Apart from being regarded as the City of Music[8] because of its musical legacy, Vienna is also said to be "The City of Dreams" because it was home to the world's first psycho-analyst - Sigmund Freud.[9] The city's roots lie in early Celtic and Romansettlements that transformed into a Medieval and Baroque city, the capital of the Austro-Hungarian Empire. It is well known for playing an essential role as a leading European Music Centre, from the great age of Viennese Classicism through the early part of the 20th century. The Historic centre of Vienna is rich in architectural ensembles, including Baroque castles and gardens, as well as the late-19th-century Ringstrasse lined with grand buildings, monuments and parks.[10]
In a 2005 study of 127 world cities, the Economist Intelligence Unit ranked the city first (in a tie with Vancouver, Canada) for the world's most livable cities (in the 2012 survey of 140 cities Vienna was ranked number two, behind Melbourne).[11][12][13] For four consecutive years (2009–2012), the human-resource-consulting firm Mercer ranked Vienna first in its annual "Quality of Living" survey of hundreds of cities around the world.[14][15][16][17] Monocle's 2012 "Quality of Life Survey" ranked Vienna fourth on a list of the top 25 cities in the world "to make a base within" (up from sixth in 2011 and eighth in 2010).[18][19][20][21]
The city was ranked 1st globally for its culture of innovation in 2007 and 2008, and fifth globally (out of 256 cities) in the 2011Innovation Cities Index, which analyzed 162 indicators in covering 3 areas: culture, infrastructure and markets.[22] Vienna regularly hosts urban planning conferences and is often used as a case study by urban planners.[23]
Each year since 2005, Vienna has been the world's number one destination for international congresses and conventions.[24]Vienna attracts about five million tourists a year.[25]
Wow. I hope we won't be one of millions while touring Vienna. I am quite excited to visit Vienna and perhaps take in a musical event while there.

O.K. Let's look at Austrian gun laws. Austrians seem to own a lot of guns but had only 15 gun homicides in 2010. Yes, I said 15 total gun homicides. That's a rate of .18/100,000. Suicides were higher at 2.68 per 100,000. It is interesting that most gun deaths in most countries are suicides. Handguns and semi-automatic weapons are only allowed with special authorization. From the above linked article:
In Austria, only licensed gun owners (for handguns)40 36 38 may lawfully acquire, possess or transfer a firearm or ammunition......
Applicants for a gun owner’s licence in Austria are required to prove genuine reason to possess a firearm, for example, hunting, target shooting, collection, personal protection, security41 (...) 
In Austria, the law requires43 that a record of the acquisition, possession and transfer of each privately held firearm be retained in an official register
Once again, strong gun laws equal very few gun deaths. Gun laws work. We should try it in the United States and see how it works. Good idea, right? It's very clear that Austrians have a lot of common sense regarding guns and gun laws.
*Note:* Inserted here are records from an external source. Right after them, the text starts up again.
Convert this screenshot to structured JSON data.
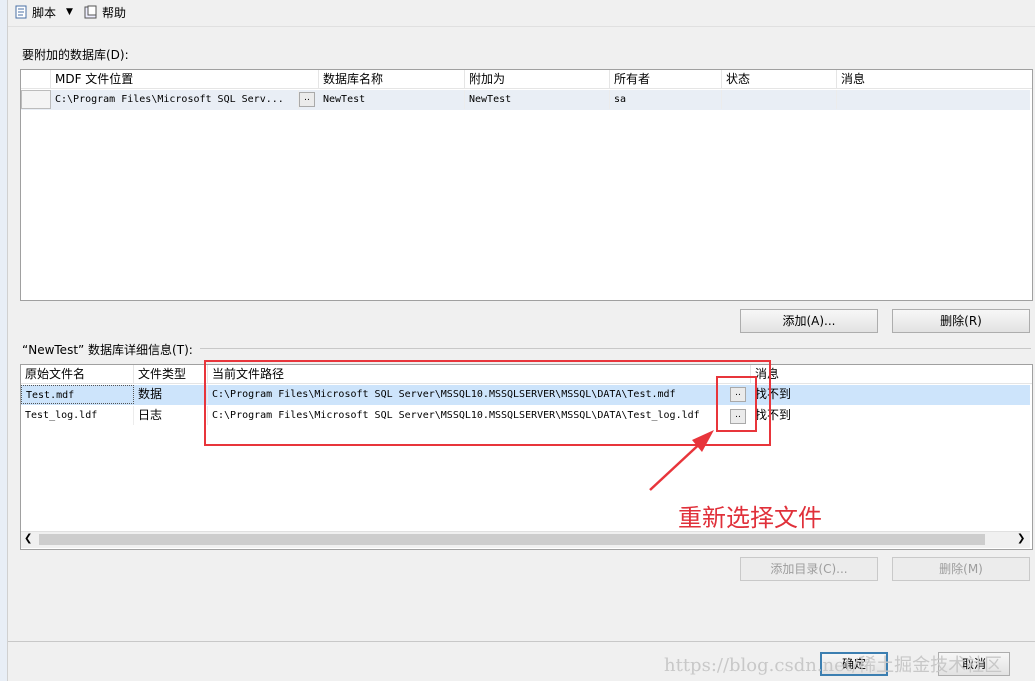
{
  "toolbar": {
    "script_label": "脚本",
    "help_label": "帮助"
  },
  "attach_section": {
    "label": "要附加的数据库(D):",
    "columns": [
      "MDF 文件位置",
      "数据库名称",
      "附加为",
      "所有者",
      "状态",
      "消息"
    ],
    "rows": [
      {
        "mdf": "C:\\Program Files\\Microsoft SQL Serv...",
        "browse": "..",
        "db_name": "NewTest",
        "attach_as": "NewTest",
        "owner": "sa",
        "status": "",
        "message": ""
      }
    ],
    "add_button": "添加(A)...",
    "remove_button": "删除(R)"
  },
  "detail_section": {
    "label": "“NewTest” 数据库详细信息(T):",
    "columns": [
      "原始文件名",
      "文件类型",
      "当前文件路径",
      "消息"
    ],
    "rows": [
      {
        "file": "Test.mdf",
        "type": "数据",
        "path": "C:\\Program Files\\Microsoft SQL Server\\MSSQL10.MSSQLSERVER\\MSSQL\\DATA\\Test.mdf",
        "browse": "..",
        "message": "找不到"
      },
      {
        "file": "Test_log.ldf",
        "type": "日志",
        "path": "C:\\Program Files\\Microsoft SQL Server\\MSSQL10.MSSQLSERVER\\MSSQL\\DATA\\Test_log.ldf",
        "browse": "..",
        "message": "找不到"
      }
    ],
    "add_catalog_button": "添加目录(C)...",
    "remove_button": "删除(M)"
  },
  "annotation": {
    "text": "重新选择文件",
    "color": "#e8353b"
  },
  "footer": {
    "ok_button": "确定",
    "cancel_button": "取消"
  },
  "watermark": "https://blog.csdn.net/稀土掘金技术社区",
  "colors": {
    "selection": "#cde4fb",
    "accent": "#3c7fb1"
  }
}
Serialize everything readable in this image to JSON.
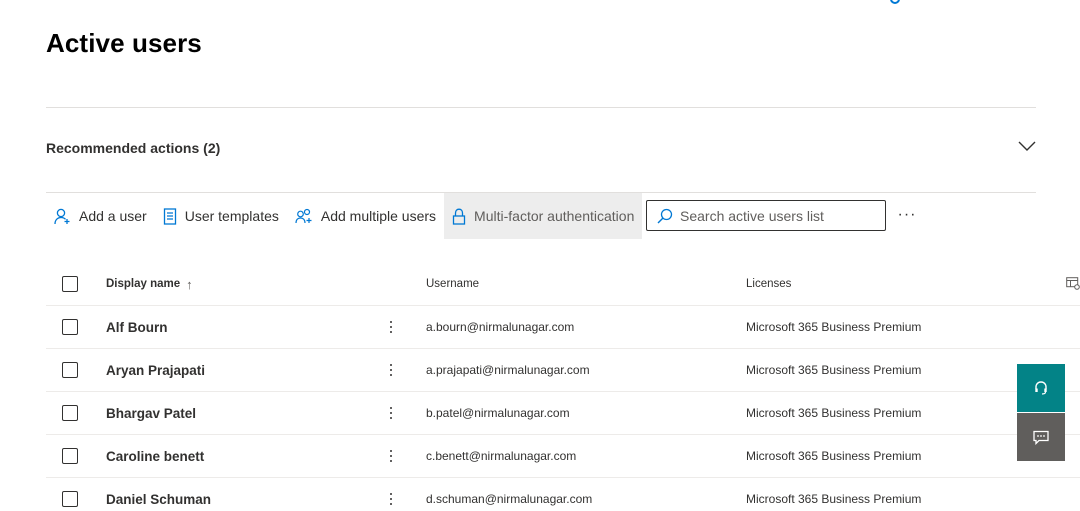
{
  "page": {
    "title": "Active users"
  },
  "recommended": {
    "label": "Recommended actions (2)"
  },
  "toolbar": {
    "add_user": "Add a user",
    "user_templates": "User templates",
    "add_multiple": "Add multiple users",
    "mfa": "Multi-factor authentication",
    "more": "···"
  },
  "search": {
    "placeholder": "Search active users list"
  },
  "table": {
    "headers": {
      "name": "Display name",
      "sort_arrow": "↑",
      "username": "Username",
      "licenses": "Licenses"
    },
    "rows": [
      {
        "name": "Alf Bourn",
        "username": "a.bourn@nirmalunagar.com",
        "license": "Microsoft 365 Business Premium"
      },
      {
        "name": "Aryan Prajapati",
        "username": "a.prajapati@nirmalunagar.com",
        "license": "Microsoft 365 Business Premium"
      },
      {
        "name": "Bhargav Patel",
        "username": "b.patel@nirmalunagar.com",
        "license": "Microsoft 365 Business Premium"
      },
      {
        "name": "Caroline benett",
        "username": "c.benett@nirmalunagar.com",
        "license": "Microsoft 365 Business Premium"
      },
      {
        "name": "Daniel Schuman",
        "username": "d.schuman@nirmalunagar.com",
        "license": "Microsoft 365 Business Premium"
      }
    ]
  },
  "colors": {
    "accent": "#0078d4",
    "help_button": "#038387",
    "feedback_button": "#605e5c"
  },
  "icons": {
    "add_user": "person-add-icon",
    "templates": "document-list-icon",
    "add_multiple": "people-add-icon",
    "mfa": "lock-icon",
    "search": "search-icon",
    "chevron": "chevron-down-icon",
    "column_picker": "column-options-icon",
    "help": "headset-icon",
    "feedback": "chat-feedback-icon"
  }
}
  1. guns dont need to be banned just better regulated

    1. I am not advocating for banning guns. I am advocating for better and stronger regulations.

    2. i know i am attempting to agree, that is all

  2. Hey, if there are no guns, naturally there won't be gun deaths. We aren't concerned with just reducing gun death, but acts of violence and murder as a whole. Statistics show that tight gun regulations are not effective in this.

    1. No Steven Statistics show the exact opposite actually.